[DATA Boundary: Start]

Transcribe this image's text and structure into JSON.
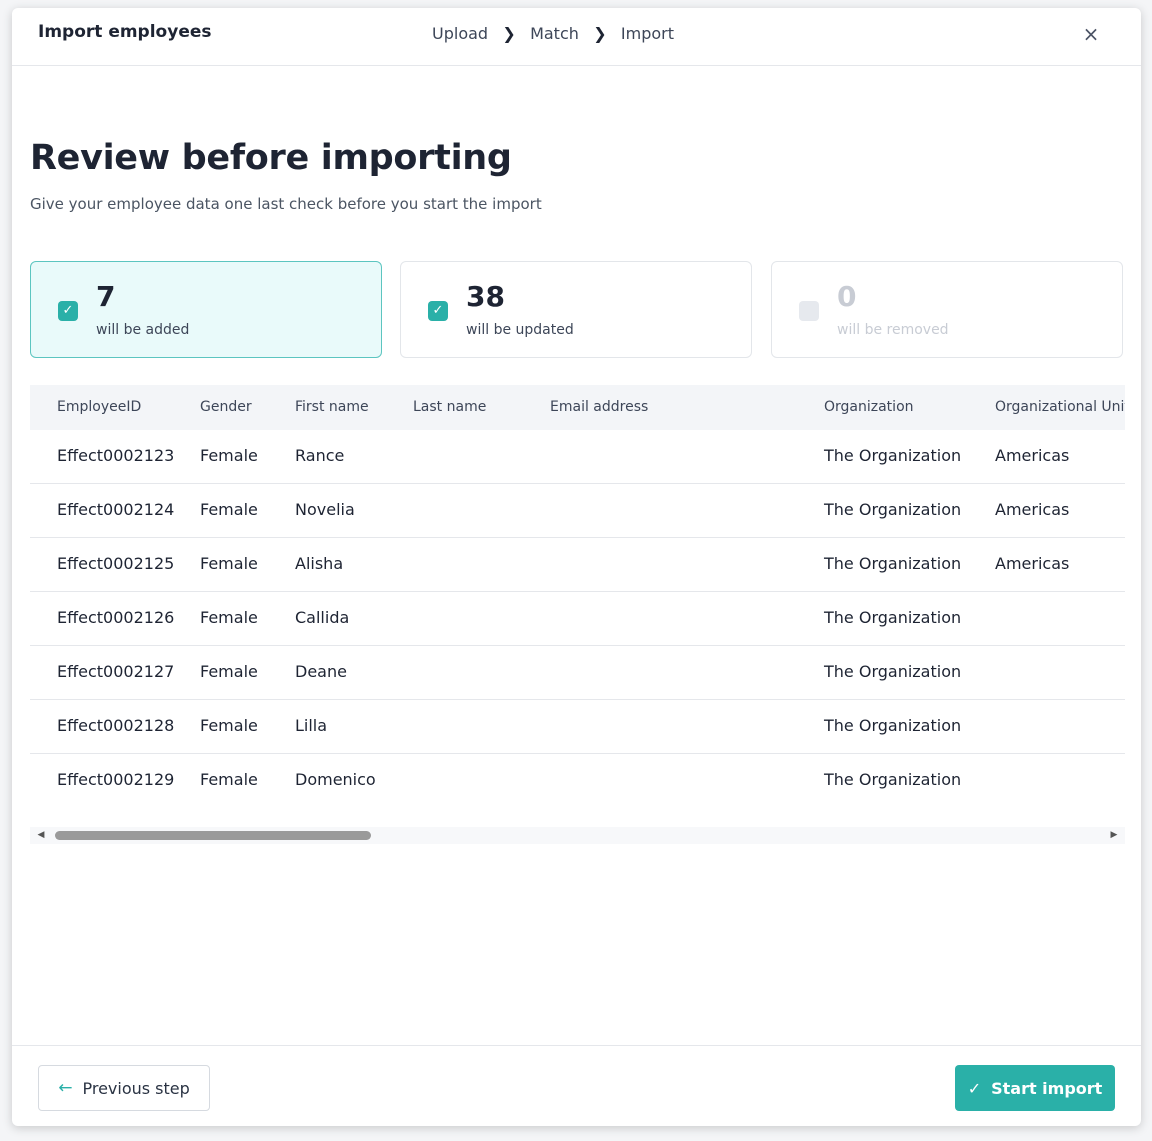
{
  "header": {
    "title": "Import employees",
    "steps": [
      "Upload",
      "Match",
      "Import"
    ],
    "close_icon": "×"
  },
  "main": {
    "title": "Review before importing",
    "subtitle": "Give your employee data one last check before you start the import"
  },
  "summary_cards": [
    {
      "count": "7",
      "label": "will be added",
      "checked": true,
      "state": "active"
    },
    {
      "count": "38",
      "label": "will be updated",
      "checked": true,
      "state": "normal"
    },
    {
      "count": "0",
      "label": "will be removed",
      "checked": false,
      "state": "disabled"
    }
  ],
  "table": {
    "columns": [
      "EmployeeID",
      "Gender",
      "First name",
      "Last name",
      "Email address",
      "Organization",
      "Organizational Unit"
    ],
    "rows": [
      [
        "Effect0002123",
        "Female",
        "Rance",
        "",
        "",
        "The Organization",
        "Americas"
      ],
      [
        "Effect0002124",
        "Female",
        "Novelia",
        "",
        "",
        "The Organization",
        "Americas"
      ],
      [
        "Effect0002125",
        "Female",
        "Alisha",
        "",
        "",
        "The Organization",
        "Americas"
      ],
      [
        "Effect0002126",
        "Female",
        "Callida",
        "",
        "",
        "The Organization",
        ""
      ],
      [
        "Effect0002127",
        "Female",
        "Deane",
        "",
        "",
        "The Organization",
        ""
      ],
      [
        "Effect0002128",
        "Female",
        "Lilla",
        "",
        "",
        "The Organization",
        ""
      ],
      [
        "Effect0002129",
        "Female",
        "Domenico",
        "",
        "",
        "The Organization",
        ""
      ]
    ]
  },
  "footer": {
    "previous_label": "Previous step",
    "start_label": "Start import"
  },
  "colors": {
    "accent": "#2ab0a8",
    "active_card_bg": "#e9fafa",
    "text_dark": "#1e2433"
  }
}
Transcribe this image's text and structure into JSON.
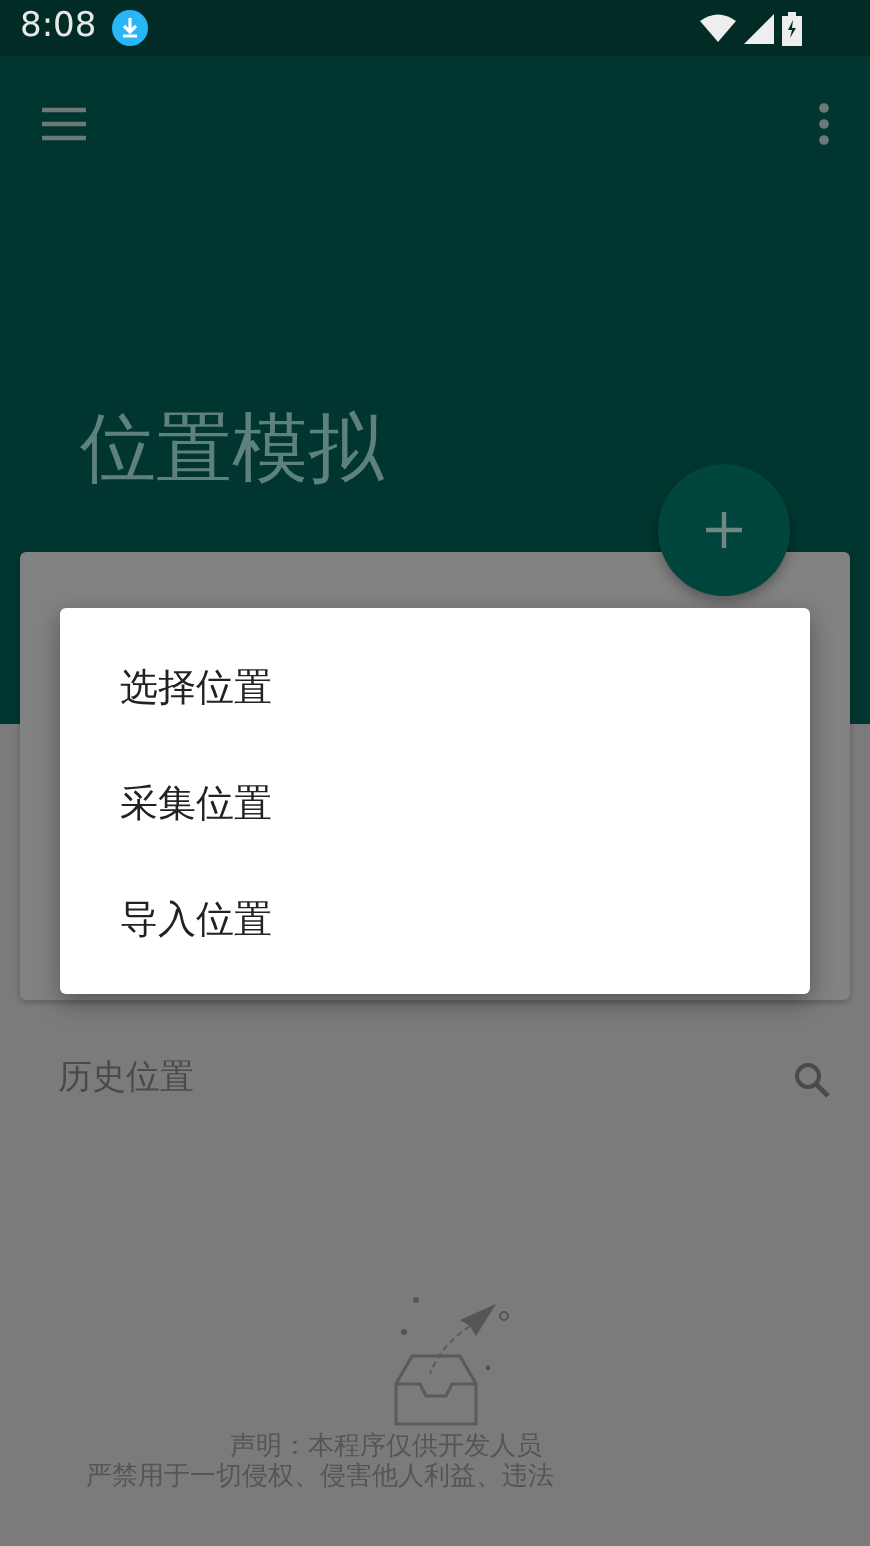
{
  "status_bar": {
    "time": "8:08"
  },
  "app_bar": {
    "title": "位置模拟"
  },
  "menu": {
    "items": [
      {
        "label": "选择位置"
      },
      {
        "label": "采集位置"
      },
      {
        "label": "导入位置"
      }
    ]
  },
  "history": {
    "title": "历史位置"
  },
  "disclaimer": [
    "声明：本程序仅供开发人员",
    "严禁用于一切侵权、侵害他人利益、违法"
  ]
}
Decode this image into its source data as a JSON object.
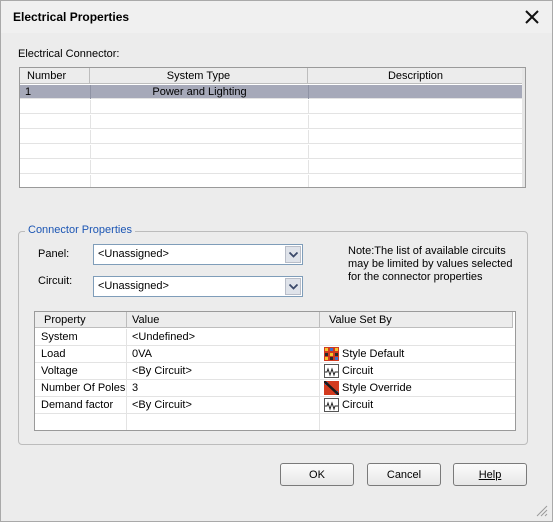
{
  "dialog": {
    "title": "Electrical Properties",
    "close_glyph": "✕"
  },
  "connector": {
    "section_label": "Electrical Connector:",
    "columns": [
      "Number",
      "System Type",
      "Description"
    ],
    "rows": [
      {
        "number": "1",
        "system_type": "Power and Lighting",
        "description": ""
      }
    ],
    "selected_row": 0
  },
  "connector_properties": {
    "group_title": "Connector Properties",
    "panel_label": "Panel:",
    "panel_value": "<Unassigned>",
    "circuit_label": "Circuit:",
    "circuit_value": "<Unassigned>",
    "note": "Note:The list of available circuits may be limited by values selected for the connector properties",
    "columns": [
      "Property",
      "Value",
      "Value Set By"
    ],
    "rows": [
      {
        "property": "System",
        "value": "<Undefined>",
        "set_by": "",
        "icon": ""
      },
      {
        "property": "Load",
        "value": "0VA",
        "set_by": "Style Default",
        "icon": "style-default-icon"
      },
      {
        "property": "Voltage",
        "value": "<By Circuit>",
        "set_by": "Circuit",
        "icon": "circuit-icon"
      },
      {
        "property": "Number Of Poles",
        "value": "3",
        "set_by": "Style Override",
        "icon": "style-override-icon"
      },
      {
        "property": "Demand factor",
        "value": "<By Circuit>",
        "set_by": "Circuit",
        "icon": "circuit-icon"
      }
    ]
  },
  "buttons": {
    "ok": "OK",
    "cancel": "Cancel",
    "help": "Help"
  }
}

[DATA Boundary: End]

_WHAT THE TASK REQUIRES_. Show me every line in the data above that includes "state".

_EXERCISE OUTPUT_.
      "state": "active"
      "state": "normal"
      "state": "disabled"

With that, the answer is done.